Good poetry uncovers the secret in the manifest, and the manifest in the secret. Three new collections throw this paradox into vibrant, unsettling relief. Each book deserves a broad readership. Each beats back the lethargic thinking that has invaded society under the cover of the pandemic.

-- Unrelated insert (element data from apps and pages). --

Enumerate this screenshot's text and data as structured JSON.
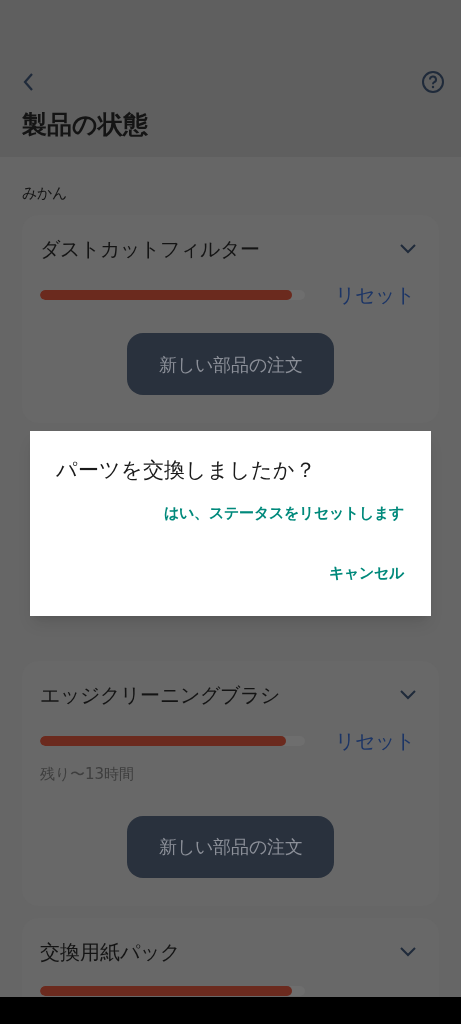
{
  "header": {
    "title": "製品の状態"
  },
  "device_name": "みかん",
  "parts": [
    {
      "name": "ダストカットフィルター",
      "level": 0.95,
      "reset_label": "リセット",
      "order_button": "新しい部品の注文"
    },
    {
      "name": "エッジクリーニングブラシ",
      "level": 0.93,
      "reset_label": "リセット",
      "remaining": "残り〜13時間",
      "order_button": "新しい部品の注文"
    },
    {
      "name": "交換用紙パック",
      "level": 0.95
    }
  ],
  "dialog": {
    "title": "パーツを交換しましたか？",
    "actions": [
      "はい、ステータスをリセットします",
      "キャンセル"
    ]
  }
}
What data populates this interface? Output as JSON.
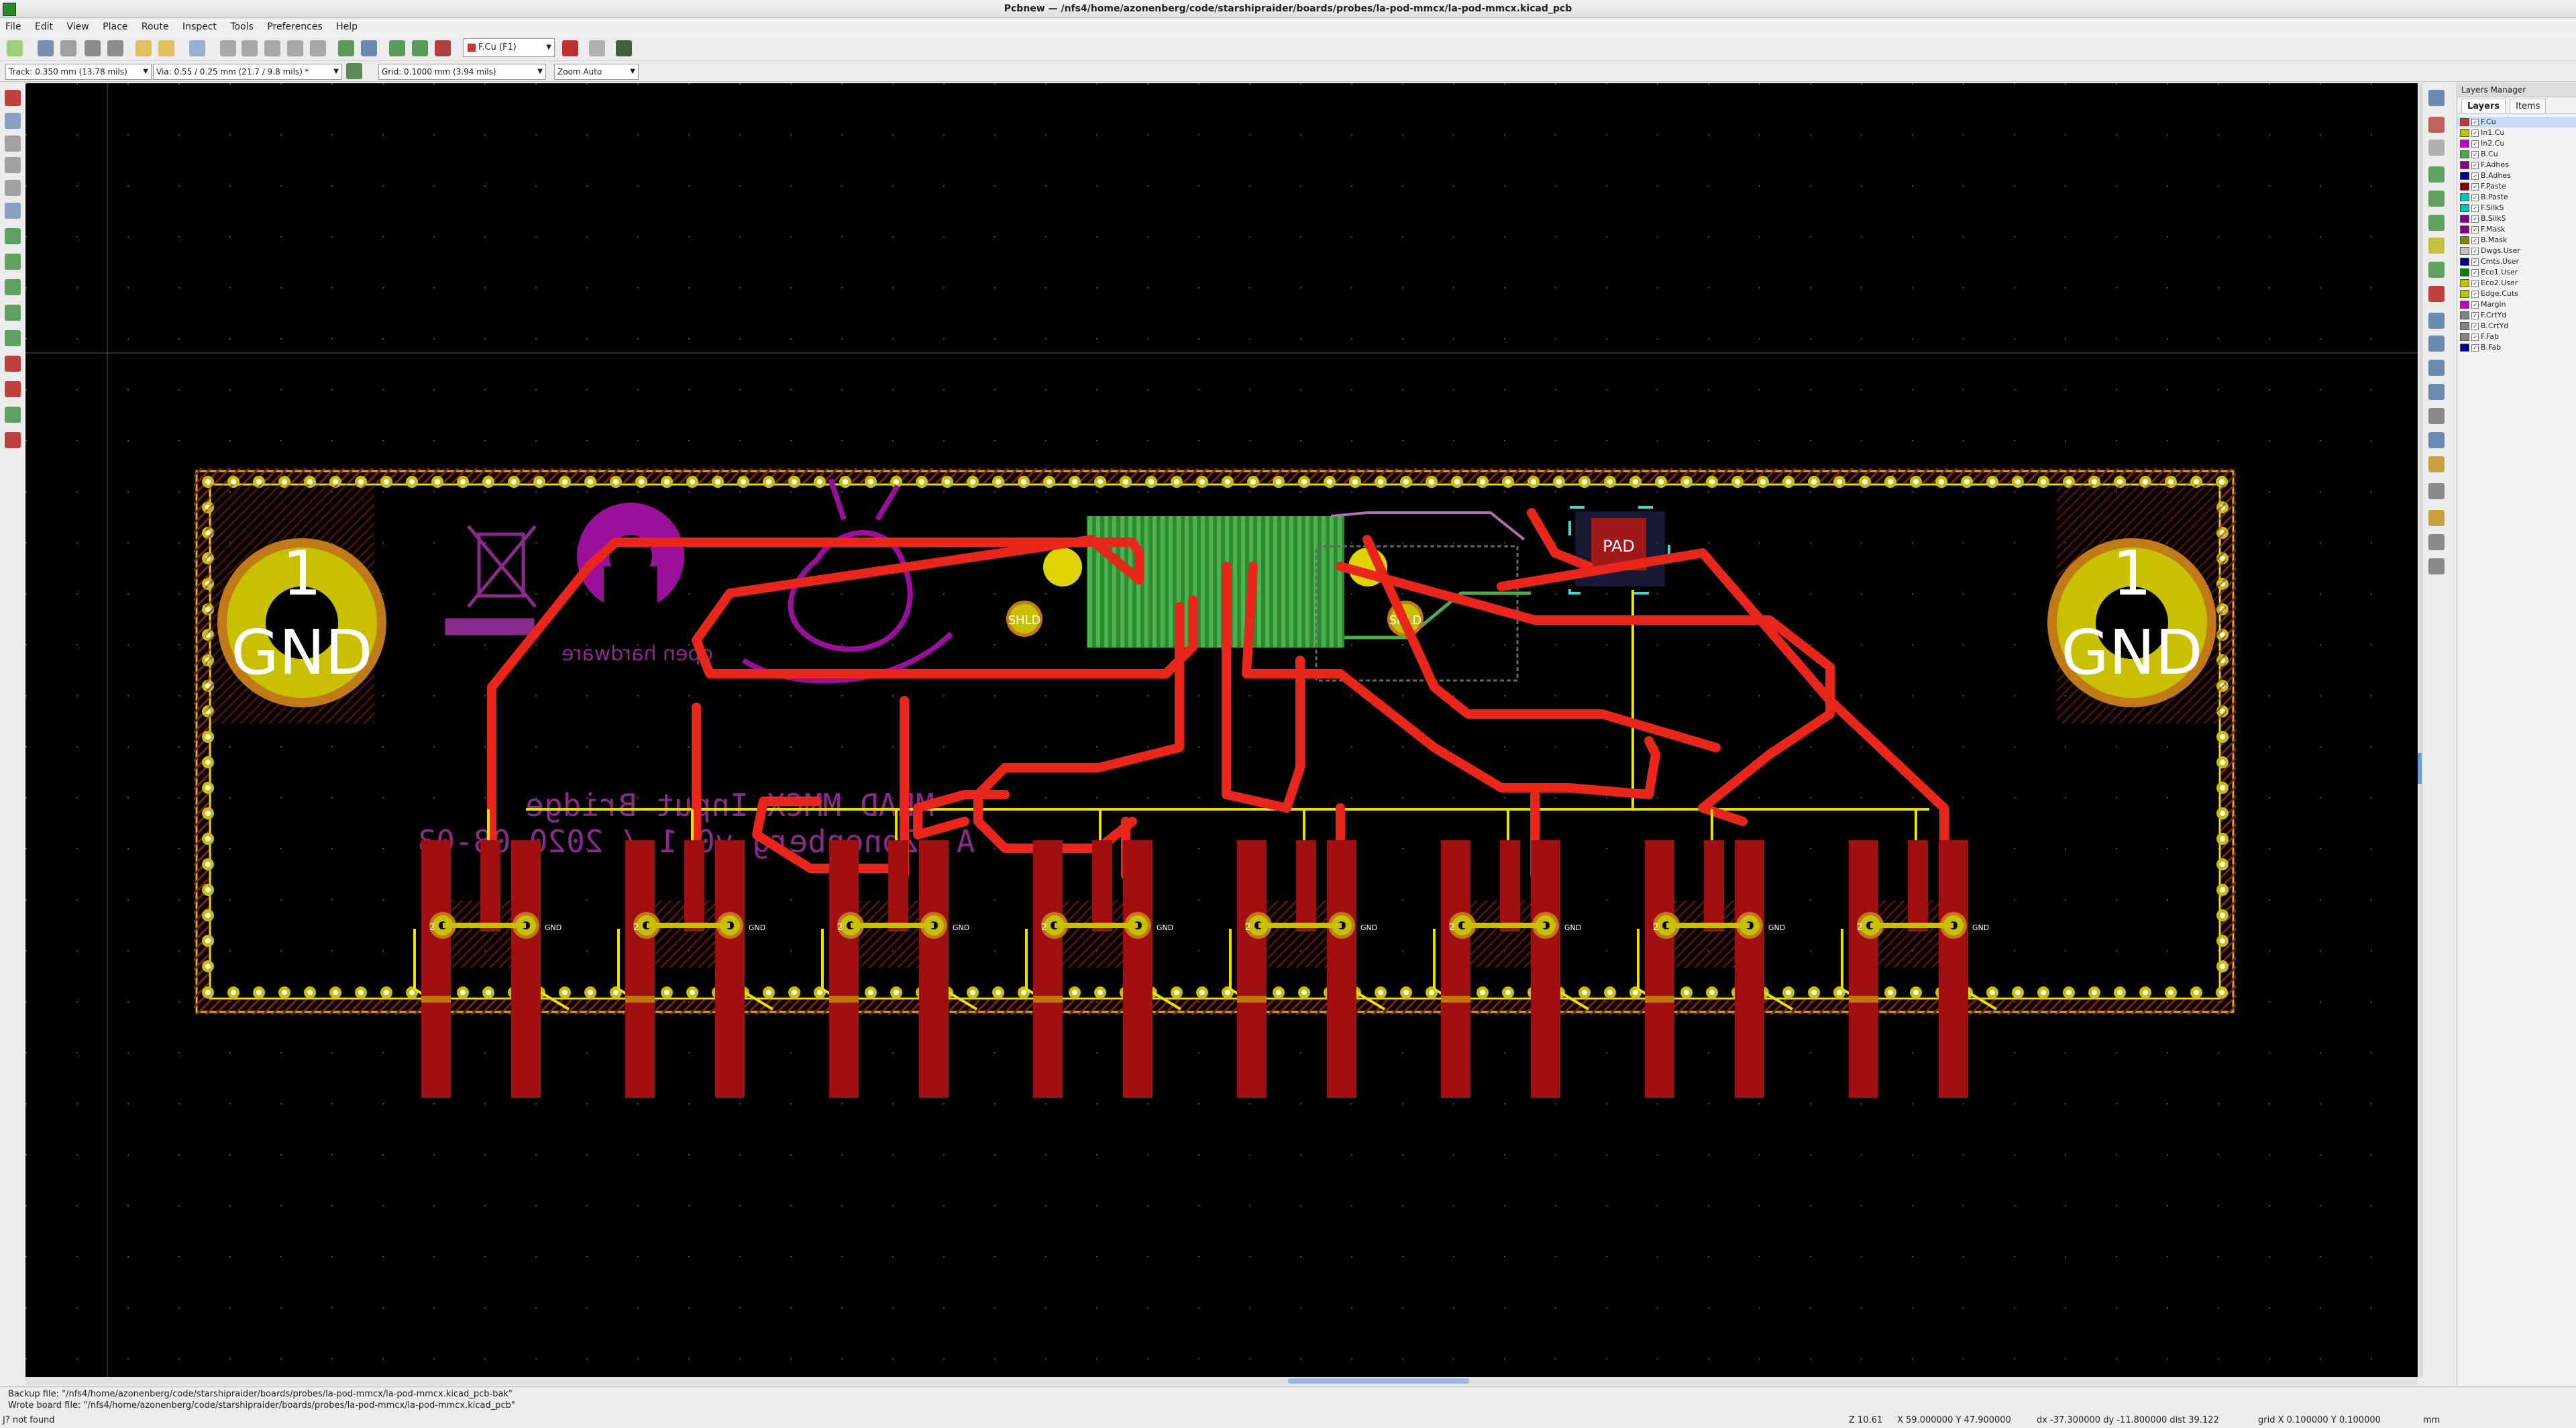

Two poems in Jazz Money’s David Unaipon Award-winning How to Make a Basket crystallise the poet’s mission, and challenge. ‘If I write a poem’ begins: ‘if I write a poem / it’s for the pen / banned from my grandmother’s hands’. More than a book, How to Make a Basket is a reclamation. Numerous poems trace an arc from pre-colonial idyll to ‘sickness’, and on to resilience, growth. Yet for an Indigenous person ‘raised off Country’, the culture to be reclaimed proves innate and distant, ‘a song that boils in my chest / in my soul / that no one has taught me the words to / yet’. Occasionally, that song grows audible: ‘when i break through the confines of english / i’m free / all the best things i write / are straining at the edges / of the coloniser’s language’ (‘ngargan’). Like too many, Money must pass through the tainted language she knows to reach the ideal language of which she knows only fragments. In a tragic way, this resembles the double bind of the poet.